==== Available data ====

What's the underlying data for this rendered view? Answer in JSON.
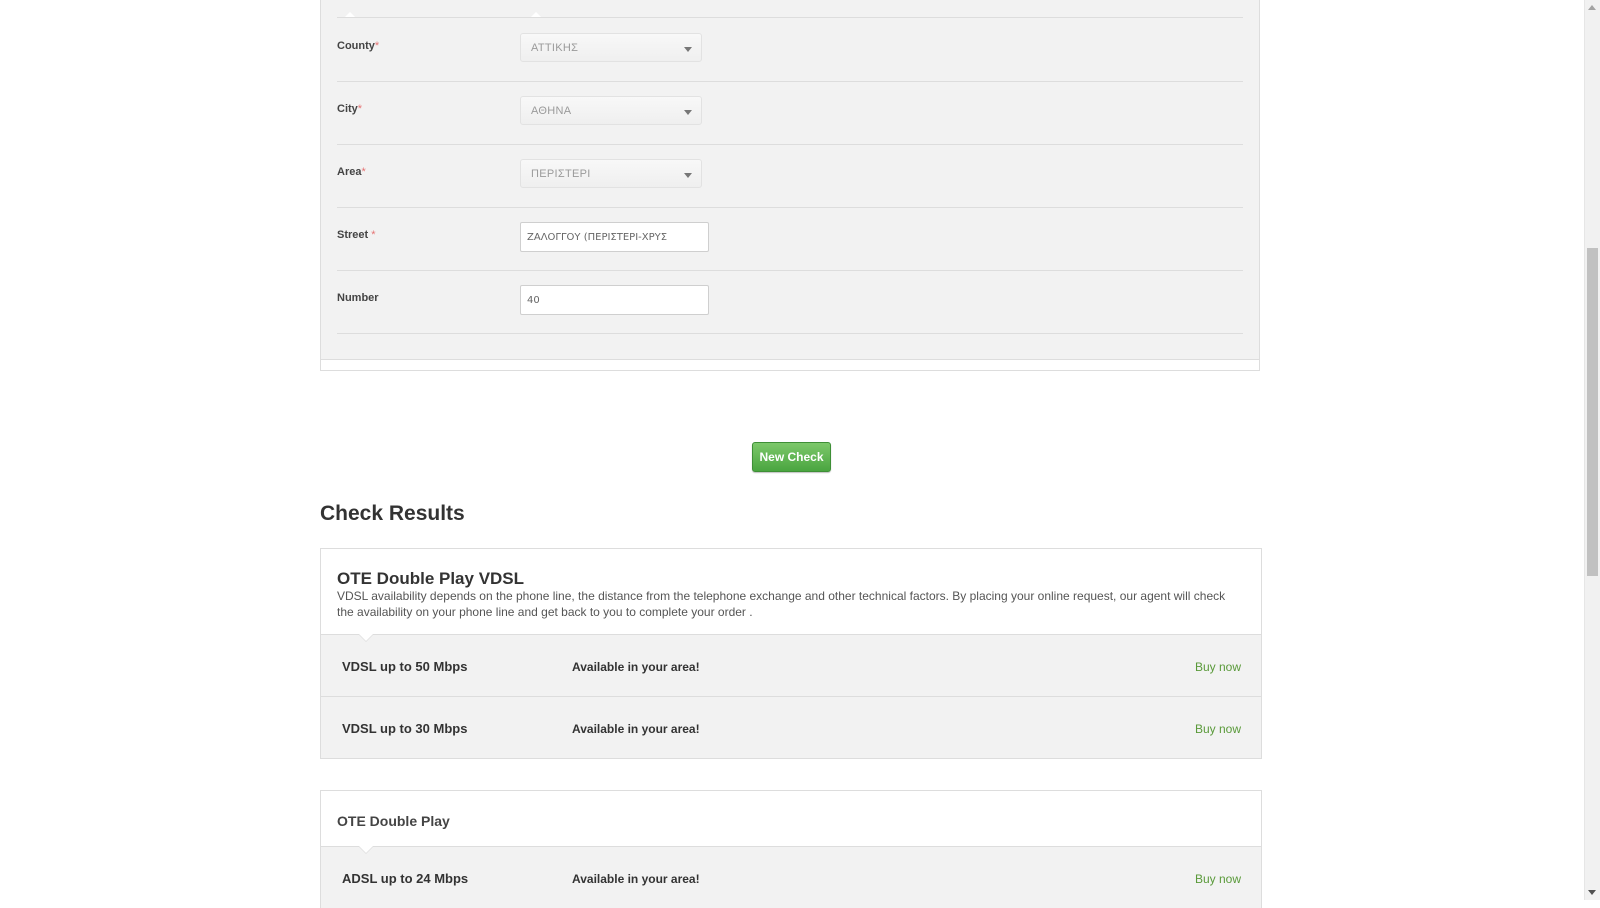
{
  "form": {
    "rows": [
      {
        "label": "County",
        "required_mark": "*",
        "type": "select",
        "value": "ΑΤΤΙΚΗΣ"
      },
      {
        "label": "City",
        "required_mark": "*",
        "type": "select",
        "value": "ΑΘΗΝΑ"
      },
      {
        "label": "Area",
        "required_mark": "*",
        "type": "select",
        "value": "ΠΕΡΙΣΤΕΡΙ"
      },
      {
        "label": "Street ",
        "required_mark": "*",
        "type": "text",
        "value": "ΖΑΛΟΓΓΟΥ (ΠΕΡΙΣΤΕΡΙ-ΧΡΥΣ"
      },
      {
        "label": "Number",
        "required_mark": "",
        "type": "text",
        "value": "40"
      }
    ]
  },
  "new_check_label": "New Check",
  "results_title": "Check Results",
  "results": [
    {
      "title": "OTE Double Play VDSL",
      "description": "VDSL availability depends on the phone line, the distance from the telephone exchange and other technical factors. By placing your online request, our agent will check the availability on your phone line and get back to you to complete your order .",
      "offers": [
        {
          "name": "VDSL up to 50 Mbps",
          "availability": "Available in your area!",
          "action": "Buy now"
        },
        {
          "name": "VDSL up to 30 Mbps",
          "availability": "Available in your area!",
          "action": "Buy now"
        }
      ]
    },
    {
      "title": "OTE Double Play",
      "description": "",
      "offers": [
        {
          "name": "ADSL up to 24 Mbps",
          "availability": "Available in your area!",
          "action": "Buy now"
        }
      ]
    }
  ],
  "colors": {
    "button_green": "#4aa540",
    "link_green": "#5a9a3a",
    "required_red": "#e57373",
    "panel_bg": "#f2f2f2"
  }
}
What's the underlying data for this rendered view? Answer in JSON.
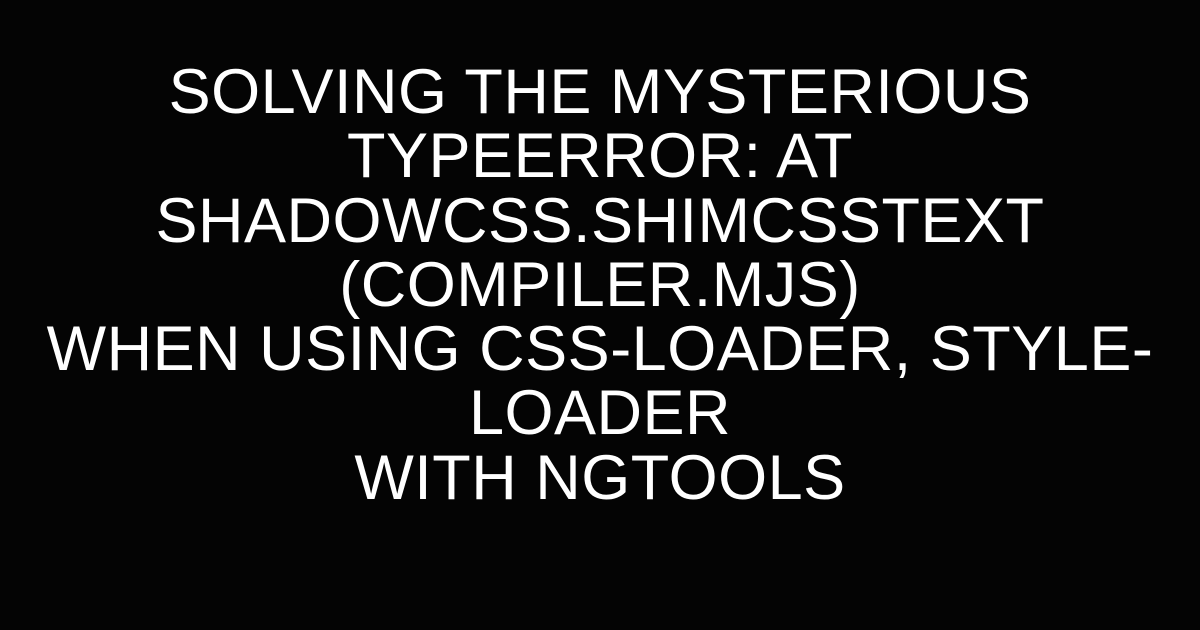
{
  "title": {
    "line1": "Solving the Mysterious TypeError: at",
    "line2": "ShadowCss.shimCssText (compiler.mjs)",
    "line3": "when using css-loader, style-loader",
    "line4": "with ngtools"
  }
}
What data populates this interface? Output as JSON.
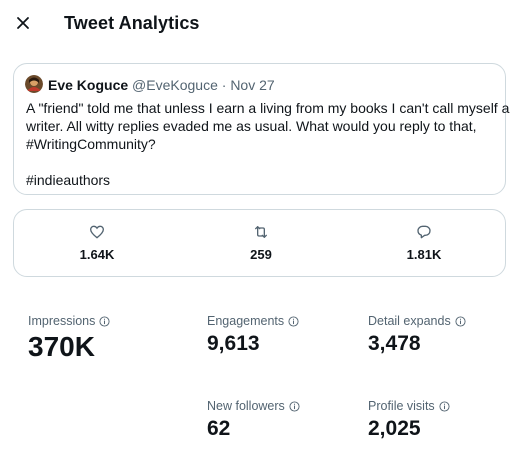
{
  "header": {
    "close_icon": "close-icon",
    "title": "Tweet Analytics"
  },
  "tweet": {
    "avatar_icon": "avatar",
    "author_name": "Eve Koguce",
    "author_handle": "@EveKoguce",
    "separator": "·",
    "date": "Nov 27",
    "text_lines": [
      "A \"friend\" told me that unless I earn a living from my books I can't call myself a",
      "writer. All witty replies evaded me as usual. What would you reply to that,",
      "#WritingCommunity?",
      "#indieauthors"
    ]
  },
  "engagement": {
    "likes": {
      "icon": "heart-icon",
      "value": "1.64K"
    },
    "retweets": {
      "icon": "retweet-icon",
      "value": "259"
    },
    "replies": {
      "icon": "reply-icon",
      "value": "1.81K"
    }
  },
  "stats": {
    "impressions": {
      "label": "Impressions",
      "value": "370K"
    },
    "engagements": {
      "label": "Engagements",
      "value": "9,613"
    },
    "detail_expands": {
      "label": "Detail expands",
      "value": "3,478"
    },
    "new_followers": {
      "label": "New followers",
      "value": "62"
    },
    "profile_visits": {
      "label": "Profile visits",
      "value": "2,025"
    }
  },
  "colors": {
    "text_primary": "#0f1419",
    "text_secondary": "#536471",
    "border": "#cfd9de",
    "background": "#ffffff"
  }
}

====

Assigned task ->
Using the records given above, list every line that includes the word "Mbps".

Answer to this exercise ->
          "name": "VDSL up to 50 Mbps",
          "name": "VDSL up to 30 Mbps",
          "name": "ADSL up to 24 Mbps",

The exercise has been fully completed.